ON BEING AN OLDER GRANDFATHER
Thirty-one years ago we, Jamie and I, brought our infant son, Sevi Donnelly Foreman, home. He was three months old, recently of Medellin, Colombia. One month ago, our son returned home with his son, Dorian Alexander Foreman, two months old, our grandson. We are on yet another journey, Jamie and I. At nearly 41 years, we are a unit, sometimes imperfect, but still. We are.
There is history here. The past few years have not always been easy, but our beloved son found his way back home, his way, not ours, but, still. Home. Each of us needs to find our own way. We certainly did – Jamie and I – and our children are following suit. They will do what they will do. And we will do what we will do, and hope that what we all do – eventually - we all do together. Love can take a beating. Love will take a beating. True dat. A dear friend used to say, “It’ a good life if you don’t weaken.” Why else am I here if not to feel these things?
So, now that I approach 78 as I once approached 48, what have I learned? Have I learned patience? No, but I believe I’ve learned more patience. I’m shocked to discover how dumb I have been and can be, so certain of things and yet astonished by the multitude of mistakes that litter my path from back then to right now! However, I am still trying to rectify what I can and will until I can’t. I think I always knew life was chaotic, unpredictable, largely out of my control. Husbanding a marriage, raising a family while negotiating a demanding career that managed to tank after both children were already on board not-so-simply reinforced that.
OK. Here it is.

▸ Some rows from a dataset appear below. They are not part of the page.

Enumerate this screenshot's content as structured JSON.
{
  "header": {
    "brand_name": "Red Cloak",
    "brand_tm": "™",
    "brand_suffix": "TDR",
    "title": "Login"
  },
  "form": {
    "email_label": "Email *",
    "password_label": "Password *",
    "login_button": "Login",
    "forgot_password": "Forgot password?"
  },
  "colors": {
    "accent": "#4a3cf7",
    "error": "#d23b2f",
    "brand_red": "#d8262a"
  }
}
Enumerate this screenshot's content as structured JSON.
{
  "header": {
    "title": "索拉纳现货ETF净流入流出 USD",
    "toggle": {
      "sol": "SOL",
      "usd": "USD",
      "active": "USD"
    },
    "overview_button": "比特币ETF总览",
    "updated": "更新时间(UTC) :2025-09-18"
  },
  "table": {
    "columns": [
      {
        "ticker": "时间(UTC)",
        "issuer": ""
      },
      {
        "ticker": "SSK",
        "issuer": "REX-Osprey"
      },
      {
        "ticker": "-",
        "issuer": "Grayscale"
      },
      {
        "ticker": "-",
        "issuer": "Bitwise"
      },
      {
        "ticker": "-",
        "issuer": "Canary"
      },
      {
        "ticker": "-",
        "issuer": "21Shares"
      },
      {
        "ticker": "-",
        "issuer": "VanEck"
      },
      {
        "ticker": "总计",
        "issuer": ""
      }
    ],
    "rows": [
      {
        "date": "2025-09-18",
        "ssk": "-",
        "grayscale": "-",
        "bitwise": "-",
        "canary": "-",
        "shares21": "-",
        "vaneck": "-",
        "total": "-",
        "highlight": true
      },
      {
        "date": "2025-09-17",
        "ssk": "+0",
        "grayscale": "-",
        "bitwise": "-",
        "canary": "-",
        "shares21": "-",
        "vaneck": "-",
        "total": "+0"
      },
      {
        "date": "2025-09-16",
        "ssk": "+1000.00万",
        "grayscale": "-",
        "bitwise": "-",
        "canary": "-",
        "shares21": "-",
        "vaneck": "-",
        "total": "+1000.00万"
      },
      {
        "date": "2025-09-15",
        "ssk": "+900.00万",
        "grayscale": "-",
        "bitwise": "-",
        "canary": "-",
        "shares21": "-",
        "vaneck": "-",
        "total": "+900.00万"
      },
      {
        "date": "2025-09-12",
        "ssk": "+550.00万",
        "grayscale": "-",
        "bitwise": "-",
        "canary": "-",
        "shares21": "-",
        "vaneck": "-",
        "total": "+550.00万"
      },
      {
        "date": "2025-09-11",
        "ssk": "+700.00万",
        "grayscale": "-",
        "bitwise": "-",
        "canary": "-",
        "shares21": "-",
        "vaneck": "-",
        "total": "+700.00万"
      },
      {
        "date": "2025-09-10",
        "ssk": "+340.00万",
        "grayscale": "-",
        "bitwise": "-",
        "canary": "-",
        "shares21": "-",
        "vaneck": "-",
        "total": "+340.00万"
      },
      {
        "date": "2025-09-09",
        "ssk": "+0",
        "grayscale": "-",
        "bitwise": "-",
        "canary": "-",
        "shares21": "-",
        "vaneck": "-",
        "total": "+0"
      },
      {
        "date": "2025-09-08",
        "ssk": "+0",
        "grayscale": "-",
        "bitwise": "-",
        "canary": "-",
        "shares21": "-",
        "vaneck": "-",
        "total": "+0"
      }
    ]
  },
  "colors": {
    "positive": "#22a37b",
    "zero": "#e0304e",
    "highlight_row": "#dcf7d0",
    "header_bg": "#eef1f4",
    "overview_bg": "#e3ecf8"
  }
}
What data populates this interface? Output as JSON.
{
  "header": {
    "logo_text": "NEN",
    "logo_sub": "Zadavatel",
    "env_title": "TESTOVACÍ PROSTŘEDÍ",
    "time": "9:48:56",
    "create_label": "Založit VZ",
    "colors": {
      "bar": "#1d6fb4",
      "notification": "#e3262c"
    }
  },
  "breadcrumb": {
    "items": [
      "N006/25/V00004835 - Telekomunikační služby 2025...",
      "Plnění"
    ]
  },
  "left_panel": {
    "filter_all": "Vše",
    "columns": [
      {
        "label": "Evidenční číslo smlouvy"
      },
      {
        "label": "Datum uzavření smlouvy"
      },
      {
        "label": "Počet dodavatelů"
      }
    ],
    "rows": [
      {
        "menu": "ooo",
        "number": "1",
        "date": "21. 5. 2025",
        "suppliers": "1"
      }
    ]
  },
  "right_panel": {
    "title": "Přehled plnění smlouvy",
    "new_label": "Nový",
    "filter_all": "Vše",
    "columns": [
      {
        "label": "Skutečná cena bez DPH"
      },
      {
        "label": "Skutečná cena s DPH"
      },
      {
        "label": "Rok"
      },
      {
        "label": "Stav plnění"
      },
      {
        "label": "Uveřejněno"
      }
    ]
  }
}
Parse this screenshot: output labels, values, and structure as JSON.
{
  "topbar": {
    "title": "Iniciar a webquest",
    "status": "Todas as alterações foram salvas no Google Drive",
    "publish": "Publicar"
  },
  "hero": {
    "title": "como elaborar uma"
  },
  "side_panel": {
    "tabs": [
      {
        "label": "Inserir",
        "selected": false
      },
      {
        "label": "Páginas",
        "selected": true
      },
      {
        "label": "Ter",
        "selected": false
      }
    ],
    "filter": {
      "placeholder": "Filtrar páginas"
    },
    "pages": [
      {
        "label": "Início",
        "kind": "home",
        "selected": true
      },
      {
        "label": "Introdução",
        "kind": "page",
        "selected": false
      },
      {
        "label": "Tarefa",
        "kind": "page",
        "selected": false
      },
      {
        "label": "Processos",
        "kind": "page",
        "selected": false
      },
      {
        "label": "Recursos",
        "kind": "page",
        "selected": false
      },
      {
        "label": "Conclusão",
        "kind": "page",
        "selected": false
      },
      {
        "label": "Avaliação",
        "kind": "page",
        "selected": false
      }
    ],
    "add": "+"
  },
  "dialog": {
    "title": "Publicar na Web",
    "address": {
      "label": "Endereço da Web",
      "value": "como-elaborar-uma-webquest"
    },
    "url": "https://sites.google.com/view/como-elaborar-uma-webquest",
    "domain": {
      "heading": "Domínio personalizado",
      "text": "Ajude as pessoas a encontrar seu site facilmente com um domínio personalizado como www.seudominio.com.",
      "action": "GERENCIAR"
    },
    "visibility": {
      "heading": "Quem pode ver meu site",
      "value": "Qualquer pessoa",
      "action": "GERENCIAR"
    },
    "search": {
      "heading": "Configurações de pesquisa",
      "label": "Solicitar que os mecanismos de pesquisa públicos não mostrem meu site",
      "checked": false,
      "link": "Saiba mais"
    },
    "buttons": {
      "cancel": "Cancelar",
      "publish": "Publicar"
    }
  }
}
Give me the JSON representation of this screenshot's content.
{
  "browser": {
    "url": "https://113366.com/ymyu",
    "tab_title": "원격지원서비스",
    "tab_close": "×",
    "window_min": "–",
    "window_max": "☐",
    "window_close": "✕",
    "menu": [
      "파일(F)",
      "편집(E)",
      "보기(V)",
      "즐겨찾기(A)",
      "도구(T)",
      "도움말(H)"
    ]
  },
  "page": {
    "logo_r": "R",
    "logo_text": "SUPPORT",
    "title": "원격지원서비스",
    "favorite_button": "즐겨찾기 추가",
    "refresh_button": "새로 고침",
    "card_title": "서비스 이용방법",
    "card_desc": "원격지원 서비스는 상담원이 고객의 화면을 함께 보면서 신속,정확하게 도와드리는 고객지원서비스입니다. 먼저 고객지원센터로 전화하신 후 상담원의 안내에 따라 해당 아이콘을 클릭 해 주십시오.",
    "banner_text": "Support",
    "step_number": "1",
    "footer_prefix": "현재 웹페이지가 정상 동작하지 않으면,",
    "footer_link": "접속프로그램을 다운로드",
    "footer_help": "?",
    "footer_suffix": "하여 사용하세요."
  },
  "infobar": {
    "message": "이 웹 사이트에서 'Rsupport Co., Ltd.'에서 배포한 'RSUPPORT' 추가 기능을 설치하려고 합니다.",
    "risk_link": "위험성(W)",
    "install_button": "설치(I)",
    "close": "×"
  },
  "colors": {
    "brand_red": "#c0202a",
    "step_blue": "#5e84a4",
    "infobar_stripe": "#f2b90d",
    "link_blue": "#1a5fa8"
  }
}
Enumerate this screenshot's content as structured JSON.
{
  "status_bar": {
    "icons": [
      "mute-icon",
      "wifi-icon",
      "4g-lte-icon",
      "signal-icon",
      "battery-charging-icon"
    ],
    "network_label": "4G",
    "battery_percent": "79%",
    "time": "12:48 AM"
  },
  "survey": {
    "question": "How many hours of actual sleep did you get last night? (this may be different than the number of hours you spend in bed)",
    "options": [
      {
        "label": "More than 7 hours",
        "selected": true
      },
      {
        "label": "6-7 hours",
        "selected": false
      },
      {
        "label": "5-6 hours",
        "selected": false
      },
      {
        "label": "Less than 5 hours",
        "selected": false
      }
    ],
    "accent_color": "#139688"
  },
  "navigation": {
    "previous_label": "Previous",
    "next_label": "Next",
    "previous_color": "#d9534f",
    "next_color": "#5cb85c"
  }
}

When Jamie and I decided to adopt we availed ourselves of an adoption counselor to help guide us to the right decision. I can’t remember her name, but I will never forget this woman: six feet tall, very plain, baggy clothes, humorless, wise, legally blind. An ancient seer. She was the court appointed social worker assigned to visit the homes of prospective parents. We went to her plain, cluttered office in a non-descript house in a non-descript development in a non-descript corner of Long Island. Somewhere. Could never find it again. Hundreds perhaps a thousand photos of children covered her walls. When she left the room for a minute, Jamie said, “Look at those pictures, Stephen. They’re all so beautiful.” The counselor returned to the room and said, “Look again. They are all not so beautiful. But you must be prepared to say, ‘I will love this child forever.’ ” I cannot write these words without tears. We made that decision, and, once made, there were no more decisions – tactics, yes, of course, but not decisions.
Is there anything new to what I am about to say? Has anyone in this world ever had an ugly grandchild? He is a perfect little creature, as perfect as any since my own two little creatures. He is “hoovering” now, what I call taking in everything and everyone all around the room even if he doesn’t know who or what it is. He seems to be ‘saying’, “Bring it on. I am here.” And he’s beginning to look at me like he knows me, seems to listen to my stories – a whole new audience for all of my malarkey! I’m dusting off stuff for this kid from years ago! Is there anything on earth like an infant’s searching your face to figure out who you are? Is there anything on earth like watching your partner of a lifetime soothing another baby in her arms? Like being in a home with snow outside and a fire blazing, my partner’s smile, my children there, and now?